Mula Bandha

Thanks to Alisa who left a comment on the Jalandara Bandha post and asked about Mula and Uddiyana. I loved her description of the method she’d been using and tried it:

“So far, the best practice I know if is putting my hands on a sticky mat and my feet on a tray and sliding the tray backwards and forwards without bending my knees.”

What a fantastic idea! I think this process really gets to the feeling of the bandha, but maybe isn’t ideal for discriminating among the deeper layers that reveal themselves over time. David Life has  great article on the layers and how Mula Bandha relates to two distinct mudras in the same area on the Yoga Journal Page under “Practice”, called “To Infinity and Beyond!”

I usually begin to teach Mula Bandha as part of a breathing practice called kalabhati, rapid and forceful exhalations generated from rapid contractions of the low belly. When you compress the transverse abdominus which runs laterally between the pelvic crests, you naturally also lift the pelvic floor from pressure and attachments (not the egoic kind, the connective tissue kind).

From there we work imaginitively, because the most important and difficult part of this process is to actually feel with nuance this area of your own body. Most people don’t, thank you very much, and it can feel uncomfortable to refer to these areas when you’re unused to feeling them.

I begin with the usual references to Kegel Excercises, with the caveat that this is starting place. Mula Bandha begins with a contraction of the pelvic floor which is an intricate network of fascia, other connective tissue and muscles with either two or three openings, depending upon your gender. Kegel gets to the front opening. “Contract Uranus!” gets to the posterior. What we’re aiming for is a subtle lifting sensation above the perineum, and when you engage it you’ll feel instantaneously bright minded. It’s like your energy just bounced up from a trampoline.

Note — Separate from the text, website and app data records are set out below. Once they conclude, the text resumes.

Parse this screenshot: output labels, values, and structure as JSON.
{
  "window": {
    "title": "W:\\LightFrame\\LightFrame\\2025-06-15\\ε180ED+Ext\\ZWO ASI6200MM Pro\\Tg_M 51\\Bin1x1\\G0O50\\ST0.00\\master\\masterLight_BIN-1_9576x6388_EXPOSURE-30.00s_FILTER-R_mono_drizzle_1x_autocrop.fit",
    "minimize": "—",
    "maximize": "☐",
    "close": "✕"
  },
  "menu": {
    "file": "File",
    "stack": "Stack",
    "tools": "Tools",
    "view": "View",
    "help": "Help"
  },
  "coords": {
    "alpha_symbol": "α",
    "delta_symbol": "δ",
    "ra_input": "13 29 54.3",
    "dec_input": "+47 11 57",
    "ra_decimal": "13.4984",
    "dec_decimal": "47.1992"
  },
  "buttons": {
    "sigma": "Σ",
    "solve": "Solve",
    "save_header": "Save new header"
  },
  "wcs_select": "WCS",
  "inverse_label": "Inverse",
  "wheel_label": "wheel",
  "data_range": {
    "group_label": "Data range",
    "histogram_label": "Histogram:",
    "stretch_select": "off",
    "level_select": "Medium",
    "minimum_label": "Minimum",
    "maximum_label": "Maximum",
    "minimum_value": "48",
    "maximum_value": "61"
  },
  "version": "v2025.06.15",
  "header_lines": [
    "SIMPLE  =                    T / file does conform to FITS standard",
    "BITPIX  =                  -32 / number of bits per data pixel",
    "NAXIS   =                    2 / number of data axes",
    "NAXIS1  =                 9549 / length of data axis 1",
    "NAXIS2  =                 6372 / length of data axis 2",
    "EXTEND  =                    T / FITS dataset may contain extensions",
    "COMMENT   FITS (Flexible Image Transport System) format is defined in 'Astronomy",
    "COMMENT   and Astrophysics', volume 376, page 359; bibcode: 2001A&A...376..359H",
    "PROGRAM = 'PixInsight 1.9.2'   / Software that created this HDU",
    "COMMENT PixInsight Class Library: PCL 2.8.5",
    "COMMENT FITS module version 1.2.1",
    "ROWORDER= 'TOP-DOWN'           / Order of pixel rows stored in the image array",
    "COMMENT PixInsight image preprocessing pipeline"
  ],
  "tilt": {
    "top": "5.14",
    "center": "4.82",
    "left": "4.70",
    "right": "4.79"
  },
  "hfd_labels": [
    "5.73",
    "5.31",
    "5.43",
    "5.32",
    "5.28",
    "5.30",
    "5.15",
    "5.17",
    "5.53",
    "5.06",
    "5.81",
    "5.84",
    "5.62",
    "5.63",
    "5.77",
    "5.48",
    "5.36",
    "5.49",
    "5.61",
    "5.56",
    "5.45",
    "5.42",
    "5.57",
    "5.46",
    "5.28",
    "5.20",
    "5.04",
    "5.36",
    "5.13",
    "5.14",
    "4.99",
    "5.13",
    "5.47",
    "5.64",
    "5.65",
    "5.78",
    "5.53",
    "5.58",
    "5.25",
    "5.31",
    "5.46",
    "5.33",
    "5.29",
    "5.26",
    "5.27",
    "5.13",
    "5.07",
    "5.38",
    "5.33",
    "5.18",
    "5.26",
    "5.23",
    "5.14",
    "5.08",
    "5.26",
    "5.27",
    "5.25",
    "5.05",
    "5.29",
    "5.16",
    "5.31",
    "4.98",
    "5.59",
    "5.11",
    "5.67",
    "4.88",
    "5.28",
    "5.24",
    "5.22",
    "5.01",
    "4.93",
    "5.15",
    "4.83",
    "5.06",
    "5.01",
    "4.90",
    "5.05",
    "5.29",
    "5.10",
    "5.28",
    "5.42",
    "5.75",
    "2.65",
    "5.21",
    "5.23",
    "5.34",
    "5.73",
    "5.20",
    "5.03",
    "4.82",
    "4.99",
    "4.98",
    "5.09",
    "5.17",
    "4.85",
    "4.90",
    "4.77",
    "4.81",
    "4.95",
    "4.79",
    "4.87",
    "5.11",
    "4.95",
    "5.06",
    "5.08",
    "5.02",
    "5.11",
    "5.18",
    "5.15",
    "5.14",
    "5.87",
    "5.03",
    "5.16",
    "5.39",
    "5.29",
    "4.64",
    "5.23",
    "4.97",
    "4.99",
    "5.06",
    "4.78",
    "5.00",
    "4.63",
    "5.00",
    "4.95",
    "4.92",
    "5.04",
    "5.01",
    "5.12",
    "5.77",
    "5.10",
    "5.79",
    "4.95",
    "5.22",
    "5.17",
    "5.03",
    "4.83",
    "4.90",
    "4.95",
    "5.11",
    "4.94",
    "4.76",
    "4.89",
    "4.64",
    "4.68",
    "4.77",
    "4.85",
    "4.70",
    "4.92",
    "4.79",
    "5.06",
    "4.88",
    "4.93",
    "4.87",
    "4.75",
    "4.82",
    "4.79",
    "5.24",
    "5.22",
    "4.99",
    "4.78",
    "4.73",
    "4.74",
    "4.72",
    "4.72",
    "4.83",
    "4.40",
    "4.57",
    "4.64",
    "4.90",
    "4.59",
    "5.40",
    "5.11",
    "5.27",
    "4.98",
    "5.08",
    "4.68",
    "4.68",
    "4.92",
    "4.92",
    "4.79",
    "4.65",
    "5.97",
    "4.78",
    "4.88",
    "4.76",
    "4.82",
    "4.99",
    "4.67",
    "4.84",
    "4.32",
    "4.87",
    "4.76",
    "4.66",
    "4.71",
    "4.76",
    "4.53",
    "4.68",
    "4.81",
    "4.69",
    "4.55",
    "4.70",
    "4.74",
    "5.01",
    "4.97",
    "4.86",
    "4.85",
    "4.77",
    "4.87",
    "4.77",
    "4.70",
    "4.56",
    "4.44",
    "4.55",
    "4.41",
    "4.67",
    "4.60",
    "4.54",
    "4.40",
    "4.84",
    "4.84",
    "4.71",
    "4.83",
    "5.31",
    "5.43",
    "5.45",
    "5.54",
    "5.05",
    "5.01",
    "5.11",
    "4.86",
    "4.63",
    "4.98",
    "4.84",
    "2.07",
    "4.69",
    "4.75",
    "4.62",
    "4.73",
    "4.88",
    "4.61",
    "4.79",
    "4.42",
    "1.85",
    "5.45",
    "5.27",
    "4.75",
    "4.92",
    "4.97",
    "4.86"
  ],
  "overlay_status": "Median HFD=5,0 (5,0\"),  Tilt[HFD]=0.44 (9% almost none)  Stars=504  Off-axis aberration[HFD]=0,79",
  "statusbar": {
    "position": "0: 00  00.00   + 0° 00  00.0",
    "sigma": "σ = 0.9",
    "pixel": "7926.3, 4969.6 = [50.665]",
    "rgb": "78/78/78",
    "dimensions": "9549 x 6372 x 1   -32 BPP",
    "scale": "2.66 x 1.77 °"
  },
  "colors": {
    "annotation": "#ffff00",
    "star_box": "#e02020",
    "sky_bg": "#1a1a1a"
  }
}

And that is the final image I like with this exercise, usually performed sitting in Sukhasana or Virasana. Imagine a flat drum stretched from sitting bone to sitting bone, and from your tailbone up to the front of your pelvis. As your breath lands gently on this drum, it snaps gently back into the body, sending the breath upward. If in Virasana, press the knees together gently to tug the sitting bones slightly and tighten the trampoline.

Breathe, Love, Live!

The Challenge

I’m well into the week of the Camel and some days I’ve indulged in a long Camel-centered practice, breathing length and openness into my shoulders, exploring the relation of my triceps to my shoulder girdle, using them to open more fully. (More on that in another post!) Some days I’ve had 5 minutes there of Sun Salutes, 10 of standing and busted out a camel in between.

I’m reminded through all of this that what camels do is store water. So, am I storing refreshing hydration for extended use, or shedding what has been stored because I didn’t digest it when I first took it in?

And I realize, the camel can’t drink until it creates room anew. It has to use its precious store of glistening droplets before it can drink deeply once more.

And the beauty of this pose is that I’m releasing and drinking simultaneously. I am storing sustenance. I am also letting go to make room. Exchange.

And the letting go can be hard. I’m through the initial terror I wrote about last year (see previous post) . And your responses have taught me that I have been in good company: many of us have stored scary and scared feelings in our guts, hearts and voices.

My new challenge is to release through all the layers of my existence. I’m finding that little – one might even say, petty – annoyances and feelings are coming to light. Feelings, judgments, ideas, words I thought I’d left behind. Ones that don’t bear repeating, but let me assure you they’re embarrassing to find tucked away. And they don’t just confine themselves to my mat. They help themselves to the rest of my day, too. Rude these little judgments are. See! There’s another of those rascals!

What is different is that while they register as feelings, they register as “mine” at first, I am finding it possible to let go of the embodied hooks, see them as “not mine, not not mine”, and not re-store them in new the clothes and layers of new judgments. Now, this isn’t a seamless process, and I’ll be perfecting it a long while. But I’m noticing noticing these packages I’ve left for my new self from all my old selves, and it’s allowing me to be more loving to all of them. And to let a lot go.

So that’s my challenge in the week of the Camel: to be a witness to my own experience, to not get lost in it, to let it do what experience does, which is to pass. And so to be able to fill up anew.

What’s yours?